It was fair to say that Shelly-Ann Fraser-Pryce was still in a state of shock yesterday. "When I got off the plane at Heathrow yesterday and gave the immigration officer my passport, she asked 'What's your purpose for being here?'" the Jamaican sprinter, who won the Olympic 100m title in Beijing in 2008 and at London 2012, recounted. "I said: 'Oh, I'm an athlete. I'm here to compete in Birmingham.' She said: 'OK, so were you at the Olympics?' I was like: 'Yes, I was at the Olympics.' She said: 'Do you know Oscar Pistorius?' I said 'Yes.' She said: 'He shot his girlfriend.' 'I was like: 'Are you serious?'"
It was a similar story for many of the international stars travelling to Birmingham for the showpiece event of the winter indoor athletics season, the British Athletics Grand Prix at the National Indoor Arena today. Fraser-Pryce – clearly not as recognisable a public figure as her Jamaican team-mate Usain Bolt, despite her own back-to-back Olympic 100m successes – runs in the 60m, her first-ever indoor race. "We don't have any indoor tracks in Jamaica," she said. "We don't have any need for them."
Like the rest of the athletics world, she is still coming to terms with the news that a fellow 2012 Olympian has been charged with murder. "When I left passport control at Heathrow, I went straight on my phone and Googled it and a whole list of articles came up," Fraser-Pryce said. "I tried to read as much as I could.
"I was like, 'Wow, I need to wait until I can see everything on the TV.' But I've not really drawn a conclusion yet. I've not really processed the information. I've not heard what he has to say so it's very difficult to actually comment. I don't know Oscar well. I've seen him but I've never really spoken to him."
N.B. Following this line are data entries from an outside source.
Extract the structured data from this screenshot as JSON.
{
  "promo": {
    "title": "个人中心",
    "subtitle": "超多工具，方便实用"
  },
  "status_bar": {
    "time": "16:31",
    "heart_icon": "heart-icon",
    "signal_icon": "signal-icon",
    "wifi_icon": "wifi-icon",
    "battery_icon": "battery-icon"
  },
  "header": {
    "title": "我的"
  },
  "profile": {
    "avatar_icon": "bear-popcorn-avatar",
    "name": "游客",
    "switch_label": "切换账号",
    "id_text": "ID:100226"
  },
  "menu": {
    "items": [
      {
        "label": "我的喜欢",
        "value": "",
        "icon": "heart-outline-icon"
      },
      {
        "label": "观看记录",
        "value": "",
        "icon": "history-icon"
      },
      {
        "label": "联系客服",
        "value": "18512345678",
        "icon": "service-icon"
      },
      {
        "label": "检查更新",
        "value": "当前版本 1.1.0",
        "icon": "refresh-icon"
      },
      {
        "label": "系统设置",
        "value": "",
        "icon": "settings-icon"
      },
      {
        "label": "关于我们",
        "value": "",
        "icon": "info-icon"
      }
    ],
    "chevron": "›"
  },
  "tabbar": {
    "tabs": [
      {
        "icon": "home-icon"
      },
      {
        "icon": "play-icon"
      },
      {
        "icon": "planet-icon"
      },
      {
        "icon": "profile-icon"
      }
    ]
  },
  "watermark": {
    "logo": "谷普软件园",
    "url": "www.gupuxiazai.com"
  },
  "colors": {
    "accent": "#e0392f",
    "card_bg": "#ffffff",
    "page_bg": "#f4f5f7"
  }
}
Asked whether it was "the talk of the athletes" at the meeting hotel in central Birmingham, Mo Farah, Britain's Olympic 5,000m and 10,000m champion, admitted: "Yeah. It is – because you turn on the television and it's something that you can't miss. It's all over the world. But at the same time we don't know what's going on, so you've just got to try and keep going with your own thing. For me, my main job here is to run the 3,000m race I have tomorrow, and try and win it and not think about anything else.
"I knew Oscar to say hello to on the circuit, as you do. And for what he's achieved as an athlete, you've got to admire that. But I didn't know him personally. I'm just the same as everyone else, seeing the news. Obviously it's a sad situation but I don't know what's going on, so it's hard to comment."
Asked whether it was sad to see athletics on the front pages for such tragic reasons, Farah replied: "Yeah, it is sad. We don't want to see our sport like that." It was suggested that the tragedy might have "tainted the vision of the Paralympics". Farah shrugged his shoulders. "I don't know," he said. "I don't know what's going on. I haven't got a clue."
High-jumper Ivan Ukhov, another of the Olympic champions in action today, said: "It is a big tragedy. That is all I can say. We don't know what happened. We will have to wait and see."
American sprinter Carmelita Jeter, who anchored the US to Olympic 4x100m gold in world-record time, said: "I really don't know Oscar. I've seen him a couple of times at track meets, and he has always spoken to me and been very nice. That's all that I know of him. I don't really know him as a person. It's definitely a sad situation, but the only thing I know is the same thing that everyone else has seen on the news."
Martyn Rooney, Britain's leading 400m runner, issued a brief statement yesterday, giving his reaction. The Croydon Harrier, who will not be in action in Birmingham, has been a close friend and supporter of Pistorius for several years and returned home to Britain only on Sunday after spending a month training with him in South Africa.
"My thoughts and prayers go out the families and friends of those involved," Rooney said. "I will not be making any further comment on the events of this week and ask that this decision is respected."Reuse content